About 150 comment letters have been submitted to date and the talking points are largely predictable.
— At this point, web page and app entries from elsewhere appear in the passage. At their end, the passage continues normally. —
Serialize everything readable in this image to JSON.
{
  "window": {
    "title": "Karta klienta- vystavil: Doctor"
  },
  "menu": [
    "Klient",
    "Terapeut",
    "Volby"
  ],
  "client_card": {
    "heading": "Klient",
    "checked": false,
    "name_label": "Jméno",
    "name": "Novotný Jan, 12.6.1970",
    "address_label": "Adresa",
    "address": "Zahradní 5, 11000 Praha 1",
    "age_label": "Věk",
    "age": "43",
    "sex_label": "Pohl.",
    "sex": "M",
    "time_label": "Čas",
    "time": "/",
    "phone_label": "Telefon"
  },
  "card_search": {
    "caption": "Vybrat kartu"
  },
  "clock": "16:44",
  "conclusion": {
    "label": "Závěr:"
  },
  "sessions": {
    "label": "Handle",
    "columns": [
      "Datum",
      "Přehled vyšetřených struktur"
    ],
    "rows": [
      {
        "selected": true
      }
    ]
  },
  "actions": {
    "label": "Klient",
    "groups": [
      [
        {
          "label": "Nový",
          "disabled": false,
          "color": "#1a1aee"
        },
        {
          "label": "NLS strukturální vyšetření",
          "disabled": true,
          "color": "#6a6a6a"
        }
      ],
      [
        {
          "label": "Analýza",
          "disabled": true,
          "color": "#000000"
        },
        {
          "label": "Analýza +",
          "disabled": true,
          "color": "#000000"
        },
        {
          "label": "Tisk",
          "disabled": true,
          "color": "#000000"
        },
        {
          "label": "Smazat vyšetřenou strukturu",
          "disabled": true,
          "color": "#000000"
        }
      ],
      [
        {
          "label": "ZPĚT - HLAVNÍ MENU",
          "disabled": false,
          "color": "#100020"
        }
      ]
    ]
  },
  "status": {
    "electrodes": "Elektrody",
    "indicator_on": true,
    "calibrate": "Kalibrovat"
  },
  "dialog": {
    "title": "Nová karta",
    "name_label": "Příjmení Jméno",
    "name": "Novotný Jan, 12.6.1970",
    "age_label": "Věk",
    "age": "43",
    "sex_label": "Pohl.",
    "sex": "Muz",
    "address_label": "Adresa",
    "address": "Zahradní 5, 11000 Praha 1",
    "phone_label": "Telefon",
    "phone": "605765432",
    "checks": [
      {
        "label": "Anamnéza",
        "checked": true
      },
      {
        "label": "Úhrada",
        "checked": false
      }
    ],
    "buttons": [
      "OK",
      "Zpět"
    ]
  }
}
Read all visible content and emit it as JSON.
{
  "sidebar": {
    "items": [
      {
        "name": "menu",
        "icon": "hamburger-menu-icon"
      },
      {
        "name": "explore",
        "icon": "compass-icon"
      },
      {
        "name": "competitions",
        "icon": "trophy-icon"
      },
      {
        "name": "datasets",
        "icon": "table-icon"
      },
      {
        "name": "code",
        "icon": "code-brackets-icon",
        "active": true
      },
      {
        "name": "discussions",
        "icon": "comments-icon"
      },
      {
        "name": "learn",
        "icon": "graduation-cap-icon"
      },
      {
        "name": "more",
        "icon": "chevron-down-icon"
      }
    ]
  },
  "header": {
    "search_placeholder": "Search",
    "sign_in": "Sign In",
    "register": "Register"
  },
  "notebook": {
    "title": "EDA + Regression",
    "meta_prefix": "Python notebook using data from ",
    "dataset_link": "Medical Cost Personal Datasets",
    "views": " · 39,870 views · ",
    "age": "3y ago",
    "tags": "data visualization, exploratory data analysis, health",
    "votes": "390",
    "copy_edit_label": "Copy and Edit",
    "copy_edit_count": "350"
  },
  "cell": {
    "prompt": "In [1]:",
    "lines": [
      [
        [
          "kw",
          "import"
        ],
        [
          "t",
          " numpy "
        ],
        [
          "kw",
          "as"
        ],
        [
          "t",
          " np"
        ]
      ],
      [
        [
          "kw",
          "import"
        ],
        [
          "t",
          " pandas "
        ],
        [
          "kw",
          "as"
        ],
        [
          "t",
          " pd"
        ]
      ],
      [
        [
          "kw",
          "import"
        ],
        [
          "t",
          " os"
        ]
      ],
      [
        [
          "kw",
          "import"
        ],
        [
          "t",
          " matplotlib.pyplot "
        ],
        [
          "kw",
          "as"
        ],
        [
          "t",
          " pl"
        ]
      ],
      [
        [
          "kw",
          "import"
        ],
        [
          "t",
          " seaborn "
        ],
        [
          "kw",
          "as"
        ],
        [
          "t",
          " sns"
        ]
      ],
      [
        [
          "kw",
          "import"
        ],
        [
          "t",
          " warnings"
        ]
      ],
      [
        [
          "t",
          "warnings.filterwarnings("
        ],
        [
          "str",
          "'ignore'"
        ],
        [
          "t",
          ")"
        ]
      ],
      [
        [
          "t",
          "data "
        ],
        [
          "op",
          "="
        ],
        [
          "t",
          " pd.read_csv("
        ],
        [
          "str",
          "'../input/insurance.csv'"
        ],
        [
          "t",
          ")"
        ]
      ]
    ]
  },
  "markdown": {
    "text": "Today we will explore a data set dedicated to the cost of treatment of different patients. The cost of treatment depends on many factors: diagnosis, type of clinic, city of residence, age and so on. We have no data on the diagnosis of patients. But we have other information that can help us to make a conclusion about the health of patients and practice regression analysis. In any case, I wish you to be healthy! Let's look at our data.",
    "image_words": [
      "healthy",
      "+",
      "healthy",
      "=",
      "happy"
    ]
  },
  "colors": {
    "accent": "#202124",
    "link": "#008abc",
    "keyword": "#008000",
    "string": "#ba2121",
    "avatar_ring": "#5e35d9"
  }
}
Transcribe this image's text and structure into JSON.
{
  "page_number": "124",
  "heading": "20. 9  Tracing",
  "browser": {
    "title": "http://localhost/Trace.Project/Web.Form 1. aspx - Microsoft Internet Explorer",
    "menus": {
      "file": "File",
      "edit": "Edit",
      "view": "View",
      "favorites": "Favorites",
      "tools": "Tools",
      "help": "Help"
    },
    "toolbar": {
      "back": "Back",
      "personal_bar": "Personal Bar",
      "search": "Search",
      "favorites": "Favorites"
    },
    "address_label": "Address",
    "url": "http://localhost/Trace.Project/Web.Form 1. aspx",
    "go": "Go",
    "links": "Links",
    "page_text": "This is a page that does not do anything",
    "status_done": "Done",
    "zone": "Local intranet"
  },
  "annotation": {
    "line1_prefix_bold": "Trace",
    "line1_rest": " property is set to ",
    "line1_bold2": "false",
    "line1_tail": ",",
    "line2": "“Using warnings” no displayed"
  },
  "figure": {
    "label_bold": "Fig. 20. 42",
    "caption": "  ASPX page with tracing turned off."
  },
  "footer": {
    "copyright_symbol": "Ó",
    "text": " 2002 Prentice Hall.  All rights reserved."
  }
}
In short, pay close attention to these developments and be receptive to opportunities to advocate for the ability of smaller employers to purchase stop-loss insurance without artificial attachment point restrictions and/or other inappropriate regulatory hurdles.
In fact, the Treasury Department breached its statutory authority just six months ago when the IRS proposed a rule that would let people get subsidies to buy health insurance through a federal exchange although the legislative language specified that that the subsidies could only be used for state exchanges.
It does this by prohibiting stop-loss carriers from providing coverage with specific attachment points below $95,000 and inserting other regulatory hurdles, including a provision stating that stop-loss insurance cannot discriminate in providing coverage” to plan participants.
The more likely scenario is that the federal agencies with jurisdiction over the Public Health Services Act (PHSA), the Employee Retirement Income Security Act (ERISA) and ACA will rely on their general rulemaking authority given to them under these respective laws to justify creative rulemaking that would restrict the availability of stop-loss insurance and/or make other changes to federal law that adversely affect the self-insurance marketplace.
As part of this obsession they are trying to stamp out any possible complication and have now latched on to the theory that the growth in the number of smaller self-insured group health plans will create adverse selection in the health care marketplace and therefor will threaten the viability of the exchanges when they come online in 2014, absent the law being overturned by the Supreme Court.